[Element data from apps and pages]
^^^^^^^^
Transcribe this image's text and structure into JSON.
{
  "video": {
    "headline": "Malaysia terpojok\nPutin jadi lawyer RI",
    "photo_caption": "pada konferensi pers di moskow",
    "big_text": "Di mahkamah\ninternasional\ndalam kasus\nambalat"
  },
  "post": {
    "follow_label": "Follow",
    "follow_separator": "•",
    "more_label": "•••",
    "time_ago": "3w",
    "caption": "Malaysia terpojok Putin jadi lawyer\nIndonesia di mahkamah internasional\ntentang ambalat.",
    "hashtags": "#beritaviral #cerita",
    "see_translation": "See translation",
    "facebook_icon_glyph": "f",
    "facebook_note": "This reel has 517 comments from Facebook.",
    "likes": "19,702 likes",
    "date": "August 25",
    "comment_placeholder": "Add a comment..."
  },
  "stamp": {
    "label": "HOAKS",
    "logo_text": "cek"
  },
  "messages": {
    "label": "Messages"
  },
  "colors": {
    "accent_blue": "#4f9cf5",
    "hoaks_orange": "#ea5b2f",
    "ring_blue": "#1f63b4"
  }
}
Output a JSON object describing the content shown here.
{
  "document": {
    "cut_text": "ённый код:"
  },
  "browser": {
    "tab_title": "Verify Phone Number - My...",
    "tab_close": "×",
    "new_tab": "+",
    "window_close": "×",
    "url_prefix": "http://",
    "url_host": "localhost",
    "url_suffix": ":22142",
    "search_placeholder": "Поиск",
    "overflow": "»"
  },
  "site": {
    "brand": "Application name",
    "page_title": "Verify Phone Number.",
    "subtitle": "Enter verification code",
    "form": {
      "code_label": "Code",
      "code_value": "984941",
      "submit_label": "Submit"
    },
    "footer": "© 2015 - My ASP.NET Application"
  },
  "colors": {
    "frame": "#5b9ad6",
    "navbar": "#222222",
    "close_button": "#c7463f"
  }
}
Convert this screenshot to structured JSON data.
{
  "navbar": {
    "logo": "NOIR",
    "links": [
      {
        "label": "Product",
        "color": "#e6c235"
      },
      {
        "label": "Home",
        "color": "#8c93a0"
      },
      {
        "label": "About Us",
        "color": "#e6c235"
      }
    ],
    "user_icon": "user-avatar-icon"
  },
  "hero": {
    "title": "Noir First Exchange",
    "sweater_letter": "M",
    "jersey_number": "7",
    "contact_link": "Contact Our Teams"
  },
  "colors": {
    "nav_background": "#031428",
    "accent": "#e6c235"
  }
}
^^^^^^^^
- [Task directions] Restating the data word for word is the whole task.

- [Written response]
Transcribe this image's text and structure into JSON.
{
  "video": {
    "headline": "Malaysia terpojok\nPutin jadi lawyer RI",
    "photo_caption": "pada konferensi pers di moskow",
    "big_text": "Di mahkamah\ninternasional\ndalam kasus\nambalat"
  },
  "post": {
    "follow_label": "Follow",
    "follow_separator": "•",
    "more_label": "•••",
    "time_ago": "3w",
    "caption": "Malaysia terpojok Putin jadi lawyer\nIndonesia di mahkamah internasional\ntentang ambalat.",
    "hashtags": "#beritaviral #cerita",
    "see_translation": "See translation",
    "facebook_icon_glyph": "f",
    "facebook_note": "This reel has 517 comments from Facebook.",
    "likes": "19,702 likes",
    "date": "August 25",
    "comment_placeholder": "Add a comment..."
  },
  "stamp": {
    "label": "HOAKS",
    "logo_text": "cek"
  },
  "messages": {
    "label": "Messages"
  },
  "colors": {
    "accent_blue": "#4f9cf5",
    "hoaks_orange": "#ea5b2f",
    "ring_blue": "#1f63b4"
  }
}
Output a JSON object describing the content shown here.
{
  "document": {
    "cut_text": "ённый код:"
  },
  "browser": {
    "tab_title": "Verify Phone Number - My...",
    "tab_close": "×",
    "new_tab": "+",
    "window_close": "×",
    "url_prefix": "http://",
    "url_host": "localhost",
    "url_suffix": ":22142",
    "search_placeholder": "Поиск",
    "overflow": "»"
  },
  "site": {
    "brand": "Application name",
    "page_title": "Verify Phone Number.",
    "subtitle": "Enter verification code",
    "form": {
      "code_label": "Code",
      "code_value": "984941",
      "submit_label": "Submit"
    },
    "footer": "© 2015 - My ASP.NET Application"
  },
  "colors": {
    "frame": "#5b9ad6",
    "navbar": "#222222",
    "close_button": "#c7463f"
  }
}
Convert this screenshot to structured JSON data.
{
  "navbar": {
    "logo": "NOIR",
    "links": [
      {
        "label": "Product",
        "color": "#e6c235"
      },
      {
        "label": "Home",
        "color": "#8c93a0"
      },
      {
        "label": "About Us",
        "color": "#e6c235"
      }
    ],
    "user_icon": "user-avatar-icon"
  },
  "hero": {
    "title": "Noir First Exchange",
    "sweater_letter": "M",
    "jersey_number": "7",
    "contact_link": "Contact Our Teams"
  },
  "colors": {
    "nav_background": "#031428",
    "accent": "#e6c235"
  }
}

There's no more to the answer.